A baby who spits up all the time...an adult with heartburn...a child who won't gain weight...an unhappy toddler...a chronic cough...wheezing...recurrent pneumonia...an infant who cries and cries...any one of these may be the only symptom of a common condition called gastroesophageal reflux.
Between the esophagus and the stomach is a portal called the lower esophageal sphincter (LES). Normally, when someone swallows, the food travels down the esophagus, the sphincter relaxes, and food is permitted to enter the stomach where a pool of acid awaits to continue digesting the food. The sphincter then closes tight.
When the sphincter does not remain tightly closed, the acid and the food slosh back up into the esophagus. This is what is meant by reflux. These reflux stomach contents can burn the lining of the esophagus and irritate the lungs. A small amount of reflux immediately following meals is common in healthy adults and causes no problems. Swallowing saliva to wash away the acid protects the vulnerable walls of the esophagus.
In most newborns the lower esophageal sphincter is relatively lax. Thus, frequent spitting up is common in infants. This is called physiologic reflux. These are normal, happy babies who eat well, gain weight, and who have no other symptoms. Still, this spitting up is often upsetting to parents. Physiologic reflux can also be quite inconvenient in that parents frequently must change clothes -- theirs and the child's. One of my sons was a big spitter-upper.
Over time, the lower esophageal sphincter becomes more competent; children eat more solid food; they assume a more upright posture. The spitting up diminishes. In most cases the spitting up resolves without treatment by about 18 months of age. If reflux persists beyond age 2, there is generally not much improvement until at least age 4. Over the next few years a number of children outgrow the condition, but the closer they get to puberty with reflux, the more likely they are to have reflux as adults -- unless corrected.
When reflux lasts beyond about 18 months, or when it is associated with other symptoms at any age, it should be evaluated. These other symptoms might include poor weight gain, heartburn, irritability (especially after eating or while lying down), bad breath, excessive cavities, wheezing, chronic cough, pain with eating, or recurrent pneumonia. A child might have any or all of these symptoms, but not actually spit up, if the stomach contents are re-swallowed.

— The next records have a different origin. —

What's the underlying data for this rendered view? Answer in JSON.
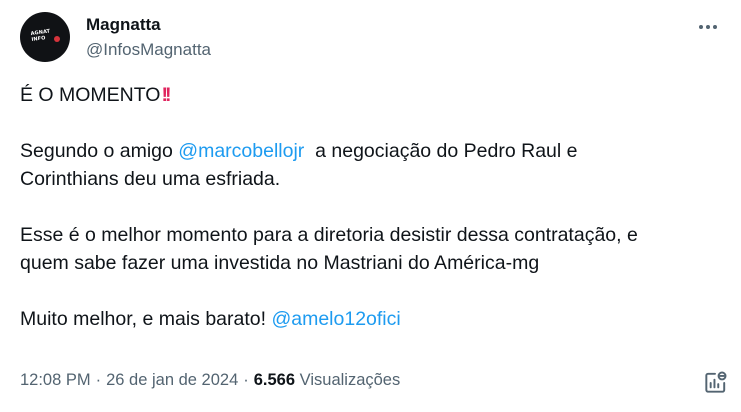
{
  "author": {
    "display_name": "Magnatta",
    "handle": "@InfosMagnatta",
    "avatar_text_line1": "AGNAT",
    "avatar_text_line2": "INFO"
  },
  "tweet": {
    "headline": "É O MOMENTO",
    "headline_emoji": "!!",
    "p1_prefix": "Segundo o amigo ",
    "p1_mention": "@marcobellojr",
    "p1_suffix": "  a negociação do Pedro Raul e",
    "p1_line2": "Corinthians deu uma esfriada.",
    "p2_line1": "Esse é o melhor momento para a diretoria desistir dessa contratação, e",
    "p2_line2": "quem sabe fazer uma investida no Mastriani do América-mg",
    "p3_text": "Muito melhor, e mais barato! ",
    "p3_mention": "@amelo12ofici"
  },
  "meta": {
    "time": "12:08 PM",
    "separator": "·",
    "date": "26 de jan de 2024",
    "views_count": "6.566",
    "views_label": "Visualizações"
  },
  "icons": {
    "more": "more-horizontal-icon",
    "analytics": "post-analytics-icon"
  },
  "colors": {
    "text": "#0f1419",
    "secondary": "#536471",
    "link": "#1d9bf0",
    "emoji": "#e0245e"
  }
}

Persistent or symptomatic reflux is called pathologic reflux. About two-thirds of children with pathologic reflux have have poor weight gain. Medical treatment for pathologic reflux is usually quite effective. It might include changing feeding and posture habits. Medications such as cisapride (which has been pulled off the market) or metoclopramide can help speed the emptying of stomach contents into the intestine. There are medications that work to reduce stomach acid. Whether a child's symptom, such as your daughter's cough, responds well to treatment depends largely on whether the cough is actually a response to the reflux.

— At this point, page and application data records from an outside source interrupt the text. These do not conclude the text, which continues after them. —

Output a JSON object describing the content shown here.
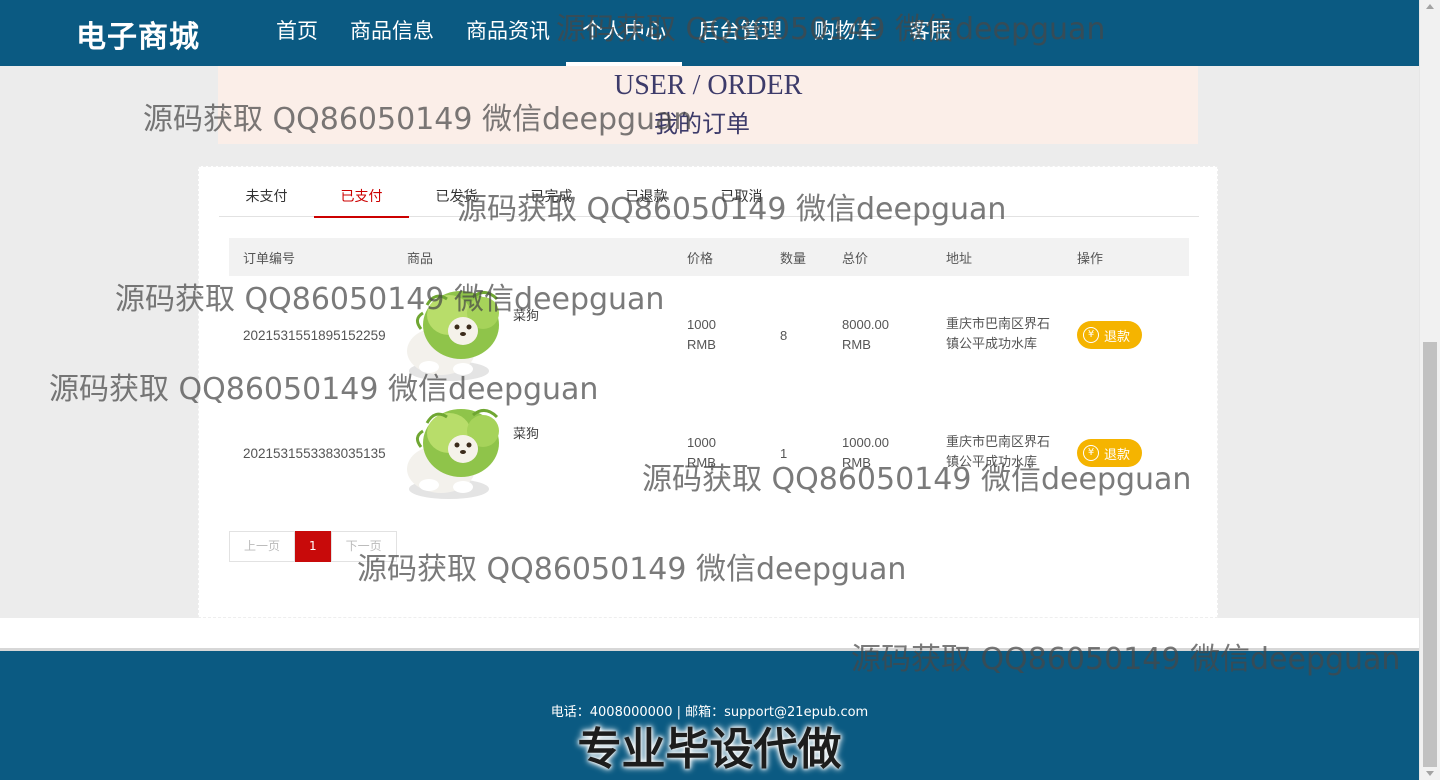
{
  "brand": "电子商城",
  "nav": [
    {
      "label": "首页",
      "active": false
    },
    {
      "label": "商品信息",
      "active": false
    },
    {
      "label": "商品资讯",
      "active": false
    },
    {
      "label": "个人中心",
      "active": true
    },
    {
      "label": "后台管理",
      "active": false
    },
    {
      "label": "购物车",
      "active": false
    },
    {
      "label": "客服",
      "active": false
    }
  ],
  "banner": {
    "en": "USER / ORDER",
    "zh": "我的订单"
  },
  "tabs": [
    {
      "label": "未支付",
      "active": false
    },
    {
      "label": "已支付",
      "active": true
    },
    {
      "label": "已发货",
      "active": false
    },
    {
      "label": "已完成",
      "active": false
    },
    {
      "label": "已退款",
      "active": false
    },
    {
      "label": "已取消",
      "active": false
    }
  ],
  "table": {
    "headers": {
      "id": "订单编号",
      "product": "商品",
      "price": "价格",
      "qty": "数量",
      "total": "总价",
      "address": "地址",
      "op": "操作"
    },
    "rows": [
      {
        "id": "2021531551895152259",
        "product": "菜狗",
        "price": "1000",
        "price_unit": "RMB",
        "qty": "8",
        "total": "8000.00",
        "total_unit": "RMB",
        "address": "重庆市巴南区界石镇公平成功水库",
        "action": "退款",
        "action_icon": "yen-icon"
      },
      {
        "id": "2021531553383035135",
        "product": "菜狗",
        "price": "1000",
        "price_unit": "RMB",
        "qty": "1",
        "total": "1000.00",
        "total_unit": "RMB",
        "address": "重庆市巴南区界石镇公平成功水库",
        "action": "退款",
        "action_icon": "yen-icon"
      }
    ]
  },
  "pager": {
    "prev": "上一页",
    "current": "1",
    "next": "下一页"
  },
  "footer": {
    "contact": "电话：4008000000 | 邮箱：support@21epub.com",
    "slogan": "专业毕设代做"
  },
  "watermark": "源码获取 QQ86050149 微信deepguan",
  "colors": {
    "primary": "#0b5a82",
    "accent": "#c80a0a",
    "refund": "#f5b400",
    "banner_bg": "#fbeee8"
  }
}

If pathologic reflux persists despite prolonged medical therapy, a surgical procedure called a Nissen fundoplication is sometimes performed. This uses folds of the stomach to tighten the lower esophageal sphincter and it is quite effective. I hope that your daughter will grow out of this condition in the near future, but if she doesn't, take comfort in knowing that there is excellent medical treatment available.
Dr. Alan Greene, author of Raising Baby Green and Feeding Baby Greene, is the founder of Dr.Greene.com and the WhiteOut Movement. He is a frequent guest on such shows as Good Morning America, The Today Show, and the Dr. Oz Show. He is on the Board of Directors of Healthy Child Healthy World and The Lunchbox Project. Dr. Greene is a practicing pediatrician at Stanford University's Packard Children's Hospital.
Copyright © Greene Ink, Inc., all rights reserved. Permission to republish granted to Pregnancy.org. Reviewed by Khanh-Van Le-Bucklin M.D. & Liat Simkhay Snyder M.D. February 4, 2008.